◆ Work task: Every record here needs to be written out again exactly.

◆ Dataset:

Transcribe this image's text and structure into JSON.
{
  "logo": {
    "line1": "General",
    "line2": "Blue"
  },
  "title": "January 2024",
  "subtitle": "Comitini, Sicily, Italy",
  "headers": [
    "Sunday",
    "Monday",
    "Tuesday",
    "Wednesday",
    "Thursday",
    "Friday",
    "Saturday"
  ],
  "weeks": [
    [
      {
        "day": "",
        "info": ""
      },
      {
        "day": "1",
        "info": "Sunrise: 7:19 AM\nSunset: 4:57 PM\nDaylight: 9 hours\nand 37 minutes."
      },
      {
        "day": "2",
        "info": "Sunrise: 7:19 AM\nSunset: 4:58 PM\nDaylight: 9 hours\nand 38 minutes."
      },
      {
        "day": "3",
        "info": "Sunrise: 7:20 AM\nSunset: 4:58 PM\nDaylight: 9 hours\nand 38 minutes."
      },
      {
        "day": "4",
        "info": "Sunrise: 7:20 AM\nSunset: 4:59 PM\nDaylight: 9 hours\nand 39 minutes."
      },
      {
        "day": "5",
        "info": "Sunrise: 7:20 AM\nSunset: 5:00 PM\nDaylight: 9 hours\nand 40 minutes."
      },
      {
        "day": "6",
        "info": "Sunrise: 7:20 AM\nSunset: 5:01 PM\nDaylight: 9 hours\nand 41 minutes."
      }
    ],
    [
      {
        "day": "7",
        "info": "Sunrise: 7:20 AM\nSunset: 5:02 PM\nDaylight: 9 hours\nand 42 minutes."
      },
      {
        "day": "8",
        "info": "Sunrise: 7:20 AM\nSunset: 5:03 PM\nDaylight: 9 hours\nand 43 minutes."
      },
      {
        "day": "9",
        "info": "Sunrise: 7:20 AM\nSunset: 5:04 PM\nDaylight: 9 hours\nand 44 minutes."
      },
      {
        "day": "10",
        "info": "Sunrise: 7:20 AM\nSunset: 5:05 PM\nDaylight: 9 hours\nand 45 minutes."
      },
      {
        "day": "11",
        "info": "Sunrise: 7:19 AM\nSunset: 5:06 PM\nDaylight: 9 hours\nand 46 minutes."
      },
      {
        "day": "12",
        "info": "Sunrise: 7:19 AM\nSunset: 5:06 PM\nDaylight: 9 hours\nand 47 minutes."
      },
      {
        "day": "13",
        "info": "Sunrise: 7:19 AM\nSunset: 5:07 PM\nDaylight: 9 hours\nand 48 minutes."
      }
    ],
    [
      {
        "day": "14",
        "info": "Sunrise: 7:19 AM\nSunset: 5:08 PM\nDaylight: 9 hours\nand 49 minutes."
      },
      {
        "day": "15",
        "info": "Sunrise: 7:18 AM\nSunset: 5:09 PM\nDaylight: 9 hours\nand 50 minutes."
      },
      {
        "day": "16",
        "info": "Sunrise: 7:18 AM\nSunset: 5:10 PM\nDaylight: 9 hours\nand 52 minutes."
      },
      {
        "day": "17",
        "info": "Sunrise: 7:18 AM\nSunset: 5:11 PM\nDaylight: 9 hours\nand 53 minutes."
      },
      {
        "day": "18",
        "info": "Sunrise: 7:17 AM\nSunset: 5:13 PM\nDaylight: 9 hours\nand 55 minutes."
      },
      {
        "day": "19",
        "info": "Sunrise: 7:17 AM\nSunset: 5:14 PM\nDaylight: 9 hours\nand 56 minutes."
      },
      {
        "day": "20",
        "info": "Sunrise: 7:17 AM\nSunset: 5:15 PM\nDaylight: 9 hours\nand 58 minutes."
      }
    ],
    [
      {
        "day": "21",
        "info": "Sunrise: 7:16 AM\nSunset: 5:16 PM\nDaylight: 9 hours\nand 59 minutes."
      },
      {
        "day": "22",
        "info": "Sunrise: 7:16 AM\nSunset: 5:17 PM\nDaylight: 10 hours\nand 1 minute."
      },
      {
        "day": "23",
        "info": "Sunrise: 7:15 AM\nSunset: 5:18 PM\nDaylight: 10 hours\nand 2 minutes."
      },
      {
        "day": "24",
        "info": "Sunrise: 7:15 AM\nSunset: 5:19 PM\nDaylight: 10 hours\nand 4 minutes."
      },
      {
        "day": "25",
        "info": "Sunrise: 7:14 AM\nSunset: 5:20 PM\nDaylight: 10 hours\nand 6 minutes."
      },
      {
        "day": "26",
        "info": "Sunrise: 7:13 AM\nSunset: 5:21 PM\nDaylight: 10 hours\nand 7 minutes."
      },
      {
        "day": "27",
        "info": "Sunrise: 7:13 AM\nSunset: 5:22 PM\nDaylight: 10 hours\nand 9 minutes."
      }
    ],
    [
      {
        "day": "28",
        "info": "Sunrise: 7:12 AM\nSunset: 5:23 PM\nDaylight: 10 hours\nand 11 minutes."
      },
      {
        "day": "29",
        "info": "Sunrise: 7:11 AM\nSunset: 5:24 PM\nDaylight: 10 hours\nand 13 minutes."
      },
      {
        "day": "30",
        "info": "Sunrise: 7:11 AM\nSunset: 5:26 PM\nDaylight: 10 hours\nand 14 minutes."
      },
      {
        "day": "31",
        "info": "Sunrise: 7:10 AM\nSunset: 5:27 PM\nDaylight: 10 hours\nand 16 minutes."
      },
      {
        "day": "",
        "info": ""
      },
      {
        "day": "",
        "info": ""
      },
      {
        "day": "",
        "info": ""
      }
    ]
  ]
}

◆ Written response:
Transcribe this image's text and structure into JSON.
{
  "logo": {
    "line1": "General",
    "line2": "Blue"
  },
  "title": "January 2024",
  "subtitle": "Comitini, Sicily, Italy",
  "headers": [
    "Sunday",
    "Monday",
    "Tuesday",
    "Wednesday",
    "Thursday",
    "Friday",
    "Saturday"
  ],
  "weeks": [
    [
      {
        "day": "",
        "info": ""
      },
      {
        "day": "1",
        "info": "Sunrise: 7:19 AM\nSunset: 4:57 PM\nDaylight: 9 hours\nand 37 minutes."
      },
      {
        "day": "2",
        "info": "Sunrise: 7:19 AM\nSunset: 4:58 PM\nDaylight: 9 hours\nand 38 minutes."
      },
      {
        "day": "3",
        "info": "Sunrise: 7:20 AM\nSunset: 4:58 PM\nDaylight: 9 hours\nand 38 minutes."
      },
      {
        "day": "4",
        "info": "Sunrise: 7:20 AM\nSunset: 4:59 PM\nDaylight: 9 hours\nand 39 minutes."
      },
      {
        "day": "5",
        "info": "Sunrise: 7:20 AM\nSunset: 5:00 PM\nDaylight: 9 hours\nand 40 minutes."
      },
      {
        "day": "6",
        "info": "Sunrise: 7:20 AM\nSunset: 5:01 PM\nDaylight: 9 hours\nand 41 minutes."
      }
    ],
    [
      {
        "day": "7",
        "info": "Sunrise: 7:20 AM\nSunset: 5:02 PM\nDaylight: 9 hours\nand 42 minutes."
      },
      {
        "day": "8",
        "info": "Sunrise: 7:20 AM\nSunset: 5:03 PM\nDaylight: 9 hours\nand 43 minutes."
      },
      {
        "day": "9",
        "info": "Sunrise: 7:20 AM\nSunset: 5:04 PM\nDaylight: 9 hours\nand 44 minutes."
      },
      {
        "day": "10",
        "info": "Sunrise: 7:20 AM\nSunset: 5:05 PM\nDaylight: 9 hours\nand 45 minutes."
      },
      {
        "day": "11",
        "info": "Sunrise: 7:19 AM\nSunset: 5:06 PM\nDaylight: 9 hours\nand 46 minutes."
      },
      {
        "day": "12",
        "info": "Sunrise: 7:19 AM\nSunset: 5:06 PM\nDaylight: 9 hours\nand 47 minutes."
      },
      {
        "day": "13",
        "info": "Sunrise: 7:19 AM\nSunset: 5:07 PM\nDaylight: 9 hours\nand 48 minutes."
      }
    ],
    [
      {
        "day": "14",
        "info": "Sunrise: 7:19 AM\nSunset: 5:08 PM\nDaylight: 9 hours\nand 49 minutes."
      },
      {
        "day": "15",
        "info": "Sunrise: 7:18 AM\nSunset: 5:09 PM\nDaylight: 9 hours\nand 50 minutes."
      },
      {
        "day": "16",
        "info": "Sunrise: 7:18 AM\nSunset: 5:10 PM\nDaylight: 9 hours\nand 52 minutes."
      },
      {
        "day": "17",
        "info": "Sunrise: 7:18 AM\nSunset: 5:11 PM\nDaylight: 9 hours\nand 53 minutes."
      },
      {
        "day": "18",
        "info": "Sunrise: 7:17 AM\nSunset: 5:13 PM\nDaylight: 9 hours\nand 55 minutes."
      },
      {
        "day": "19",
        "info": "Sunrise: 7:17 AM\nSunset: 5:14 PM\nDaylight: 9 hours\nand 56 minutes."
      },
      {
        "day": "20",
        "info": "Sunrise: 7:17 AM\nSunset: 5:15 PM\nDaylight: 9 hours\nand 58 minutes."
      }
    ],
    [
      {
        "day": "21",
        "info": "Sunrise: 7:16 AM\nSunset: 5:16 PM\nDaylight: 9 hours\nand 59 minutes."
      },
      {
        "day": "22",
        "info": "Sunrise: 7:16 AM\nSunset: 5:17 PM\nDaylight: 10 hours\nand 1 minute."
      },
      {
        "day": "23",
        "info": "Sunrise: 7:15 AM\nSunset: 5:18 PM\nDaylight: 10 hours\nand 2 minutes."
      },
      {
        "day": "24",
        "info": "Sunrise: 7:15 AM\nSunset: 5:19 PM\nDaylight: 10 hours\nand 4 minutes."
      },
      {
        "day": "25",
        "info": "Sunrise: 7:14 AM\nSunset: 5:20 PM\nDaylight: 10 hours\nand 6 minutes."
      },
      {
        "day": "26",
        "info": "Sunrise: 7:13 AM\nSunset: 5:21 PM\nDaylight: 10 hours\nand 7 minutes."
      },
      {
        "day": "27",
        "info": "Sunrise: 7:13 AM\nSunset: 5:22 PM\nDaylight: 10 hours\nand 9 minutes."
      }
    ],
    [
      {
        "day": "28",
        "info": "Sunrise: 7:12 AM\nSunset: 5:23 PM\nDaylight: 10 hours\nand 11 minutes."
      },
      {
        "day": "29",
        "info": "Sunrise: 7:11 AM\nSunset: 5:24 PM\nDaylight: 10 hours\nand 13 minutes."
      },
      {
        "day": "30",
        "info": "Sunrise: 7:11 AM\nSunset: 5:26 PM\nDaylight: 10 hours\nand 14 minutes."
      },
      {
        "day": "31",
        "info": "Sunrise: 7:10 AM\nSunset: 5:27 PM\nDaylight: 10 hours\nand 16 minutes."
      },
      {
        "day": "",
        "info": ""
      },
      {
        "day": "",
        "info": ""
      },
      {
        "day": "",
        "info": ""
      }
    ]
  ]
}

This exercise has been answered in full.